One can’t help but sympathize with residential tenants who are seeing huge increases in their rents, some as high as $200 per month.
Combined with inflation driving up the price of everything from gas to food, and salaries not keeping up with the cost of living, many people’s finances are being squeezed at all ends and meeting where they’re most vulnerable — the need to maintain a roof over their heads.
It’s always easy, particularly in this case, to look at their landlords as the villains — raising the rents on their properties at a time when people can least afford it, putting families at risk of being put out on the street or at the very least being forced to search for lower-cost apartments in a tight market of rising rents.
But landlords have faced their own hardships over the past 2 1/2 years of the COVID crisis that can’t be dismissed.
Not only were many tenants who faced hardship given a reprieve from paying their rents and from being evicted during much of the pandemic, but landlords’ expenses for maintenance and repairs of their properties rose during that time.
Need, not greed, is likely fueling many of the rent increases we’re seeing.
Combined with inflation and the loss of rental income over many months, many landlords have struggled to pay their mortgages, taxes and other bills, making them victims of this crisis too.
It’s tempting for government to want to step in and fix everything for everybody, just as some officials in the city of Schenectady are considering, such as by limiting landlords’ ability to raise rents.
But the problem is far more deeply rooted and complex than a local government can expect to fix on its own.
And whatever solutions city officials come up with to resolve a temporary situation out of compassion for renters could have long-term negative impacts on both landlords and tenants.
For an example of an attempt at a solution that backfired because a local government stretched the boundaries of its authority, look at the state capital, where the city of Albany’s Good Cause Eviction law was recently tossed out by a state Supreme Court judge. The law stipulated that landlords could not evict a tenant or refuse to renew a lease without meeting criteria from a list of 10 conditions. The law also limited rent increases to 5% in most situations.
The judge sided with a group of landlords who brought suit over the law. Among the reasons the judge cited in her ruling to overturn the law: It undermined the rights of landlords to seek redress in the courts, and parts of the law were in conflict with existing state rental laws.
State lawmakers have been trying, without success, to pass a statewide version of a good-cause law but have met with opposition from landlords and have been unable to agree on a reasonable compromise.
If state lawmakers can’t do it, with all their resources and in the face of a statewide rental crisis, how can a local government be expected to fashion a law that covers all the issues related to this topic while at the same time adhering to all state laws and protecting everyone’s rights?
That’s not to say city officials should ignore the problem.
But they shouldn’t be so quick to impose solutions that might turn out to be both unfair, illegal and unsustainable.
Efforts to opt into the state’s Housing Stability and Tenant Protection Act, which would limit rent increases on certain properties, may be ineffective or only affect a few properties.
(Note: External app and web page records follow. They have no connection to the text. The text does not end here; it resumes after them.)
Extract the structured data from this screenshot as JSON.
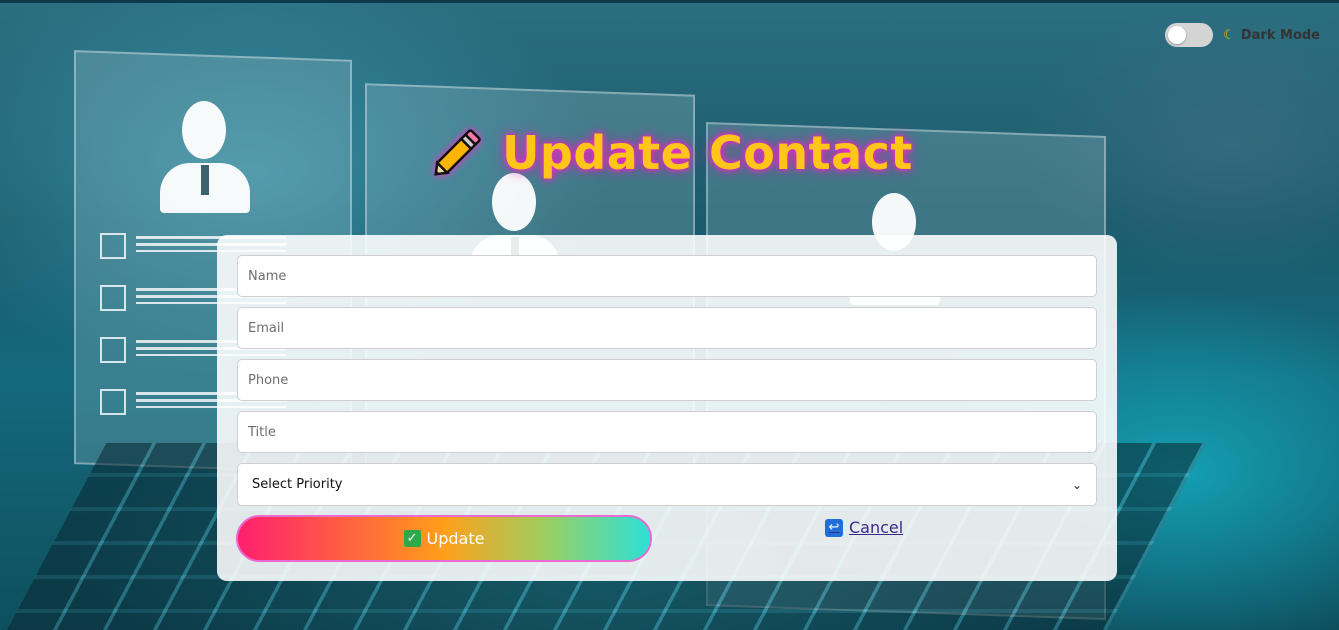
{
  "header": {
    "dark_mode_label": "Dark Mode",
    "dark_mode_on": false,
    "moon_icon": "crescent-moon-icon"
  },
  "page": {
    "title": "Update Contact",
    "title_icon": "pencil-icon",
    "title_color": "#ffc61a",
    "glow_color": "#ff2bd6"
  },
  "form": {
    "name": {
      "placeholder": "Name",
      "value": ""
    },
    "email": {
      "placeholder": "Email",
      "value": ""
    },
    "phone": {
      "placeholder": "Phone",
      "value": ""
    },
    "title": {
      "placeholder": "Title",
      "value": ""
    },
    "priority": {
      "selected": "Select Priority"
    },
    "update_label": "Update",
    "update_icon": "check-mark-icon",
    "cancel_label": "Cancel",
    "cancel_icon": "return-arrow-icon"
  }
}
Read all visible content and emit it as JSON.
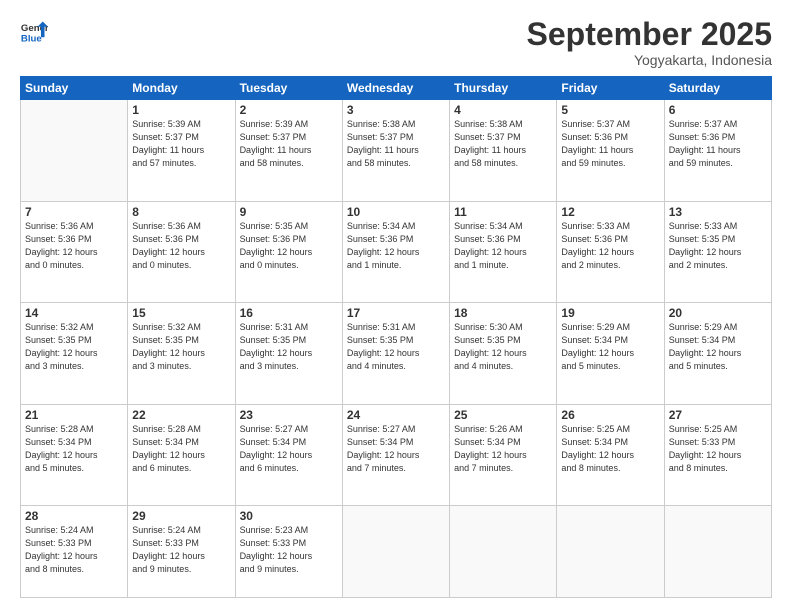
{
  "logo": {
    "general": "General",
    "blue": "Blue"
  },
  "header": {
    "title": "September 2025",
    "subtitle": "Yogyakarta, Indonesia"
  },
  "days_of_week": [
    "Sunday",
    "Monday",
    "Tuesday",
    "Wednesday",
    "Thursday",
    "Friday",
    "Saturday"
  ],
  "weeks": [
    [
      {
        "day": "",
        "info": ""
      },
      {
        "day": "1",
        "info": "Sunrise: 5:39 AM\nSunset: 5:37 PM\nDaylight: 11 hours\nand 57 minutes."
      },
      {
        "day": "2",
        "info": "Sunrise: 5:39 AM\nSunset: 5:37 PM\nDaylight: 11 hours\nand 58 minutes."
      },
      {
        "day": "3",
        "info": "Sunrise: 5:38 AM\nSunset: 5:37 PM\nDaylight: 11 hours\nand 58 minutes."
      },
      {
        "day": "4",
        "info": "Sunrise: 5:38 AM\nSunset: 5:37 PM\nDaylight: 11 hours\nand 58 minutes."
      },
      {
        "day": "5",
        "info": "Sunrise: 5:37 AM\nSunset: 5:36 PM\nDaylight: 11 hours\nand 59 minutes."
      },
      {
        "day": "6",
        "info": "Sunrise: 5:37 AM\nSunset: 5:36 PM\nDaylight: 11 hours\nand 59 minutes."
      }
    ],
    [
      {
        "day": "7",
        "info": "Sunrise: 5:36 AM\nSunset: 5:36 PM\nDaylight: 12 hours\nand 0 minutes."
      },
      {
        "day": "8",
        "info": "Sunrise: 5:36 AM\nSunset: 5:36 PM\nDaylight: 12 hours\nand 0 minutes."
      },
      {
        "day": "9",
        "info": "Sunrise: 5:35 AM\nSunset: 5:36 PM\nDaylight: 12 hours\nand 0 minutes."
      },
      {
        "day": "10",
        "info": "Sunrise: 5:34 AM\nSunset: 5:36 PM\nDaylight: 12 hours\nand 1 minute."
      },
      {
        "day": "11",
        "info": "Sunrise: 5:34 AM\nSunset: 5:36 PM\nDaylight: 12 hours\nand 1 minute."
      },
      {
        "day": "12",
        "info": "Sunrise: 5:33 AM\nSunset: 5:36 PM\nDaylight: 12 hours\nand 2 minutes."
      },
      {
        "day": "13",
        "info": "Sunrise: 5:33 AM\nSunset: 5:35 PM\nDaylight: 12 hours\nand 2 minutes."
      }
    ],
    [
      {
        "day": "14",
        "info": "Sunrise: 5:32 AM\nSunset: 5:35 PM\nDaylight: 12 hours\nand 3 minutes."
      },
      {
        "day": "15",
        "info": "Sunrise: 5:32 AM\nSunset: 5:35 PM\nDaylight: 12 hours\nand 3 minutes."
      },
      {
        "day": "16",
        "info": "Sunrise: 5:31 AM\nSunset: 5:35 PM\nDaylight: 12 hours\nand 3 minutes."
      },
      {
        "day": "17",
        "info": "Sunrise: 5:31 AM\nSunset: 5:35 PM\nDaylight: 12 hours\nand 4 minutes."
      },
      {
        "day": "18",
        "info": "Sunrise: 5:30 AM\nSunset: 5:35 PM\nDaylight: 12 hours\nand 4 minutes."
      },
      {
        "day": "19",
        "info": "Sunrise: 5:29 AM\nSunset: 5:34 PM\nDaylight: 12 hours\nand 5 minutes."
      },
      {
        "day": "20",
        "info": "Sunrise: 5:29 AM\nSunset: 5:34 PM\nDaylight: 12 hours\nand 5 minutes."
      }
    ],
    [
      {
        "day": "21",
        "info": "Sunrise: 5:28 AM\nSunset: 5:34 PM\nDaylight: 12 hours\nand 5 minutes."
      },
      {
        "day": "22",
        "info": "Sunrise: 5:28 AM\nSunset: 5:34 PM\nDaylight: 12 hours\nand 6 minutes."
      },
      {
        "day": "23",
        "info": "Sunrise: 5:27 AM\nSunset: 5:34 PM\nDaylight: 12 hours\nand 6 minutes."
      },
      {
        "day": "24",
        "info": "Sunrise: 5:27 AM\nSunset: 5:34 PM\nDaylight: 12 hours\nand 7 minutes."
      },
      {
        "day": "25",
        "info": "Sunrise: 5:26 AM\nSunset: 5:34 PM\nDaylight: 12 hours\nand 7 minutes."
      },
      {
        "day": "26",
        "info": "Sunrise: 5:25 AM\nSunset: 5:34 PM\nDaylight: 12 hours\nand 8 minutes."
      },
      {
        "day": "27",
        "info": "Sunrise: 5:25 AM\nSunset: 5:33 PM\nDaylight: 12 hours\nand 8 minutes."
      }
    ],
    [
      {
        "day": "28",
        "info": "Sunrise: 5:24 AM\nSunset: 5:33 PM\nDaylight: 12 hours\nand 8 minutes."
      },
      {
        "day": "29",
        "info": "Sunrise: 5:24 AM\nSunset: 5:33 PM\nDaylight: 12 hours\nand 9 minutes."
      },
      {
        "day": "30",
        "info": "Sunrise: 5:23 AM\nSunset: 5:33 PM\nDaylight: 12 hours\nand 9 minutes."
      },
      {
        "day": "",
        "info": ""
      },
      {
        "day": "",
        "info": ""
      },
      {
        "day": "",
        "info": ""
      },
      {
        "day": "",
        "info": ""
      }
    ]
  ]
}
Any efforts to limit rent increases to a certain percentage could well be overturned in court if they violate landlords’ property rights or state law, as happened in Albany.
Conducting rental surveys and setting up rental oversight boards could prove time-consuming and expensive, and a local board’s decisions might not hold up to challenges in court.
Certainly, the city could consider providing rental assistance and assistance with bills, as well as other incentives to tenants and/or landlords to help alleviate rising rents.
But if county, state and federal money can’t be secured for that purpose, that money will have to come from local residents’ property taxes. Can the city afford that with so many other pressing needs?
If there is to be a local effort, it should be directed at state lawmakers, who can address this problem that plagues many cities throughout the state, not just Schenectady.
All state officials, including the governor, comptroller and every single member of the state Assembly and Senate are up for re-election this fall. This is the time to demand action to address this problem.
Even though they’re not officially in session, lawmakers can hold hearings and call witnesses from both sides to discuss their hardships and to consider solutions legislators can put into law. That might include setting aside money for municipalities to offset rent increases.
If nothing else, city officials can hold discussions, but should hold off on passing any kind of local legislation until they’ve fully investigated all possible options and until they’ve cleared their actions with the state.
A bad solution or one that can’t be enforced could make matters even worse.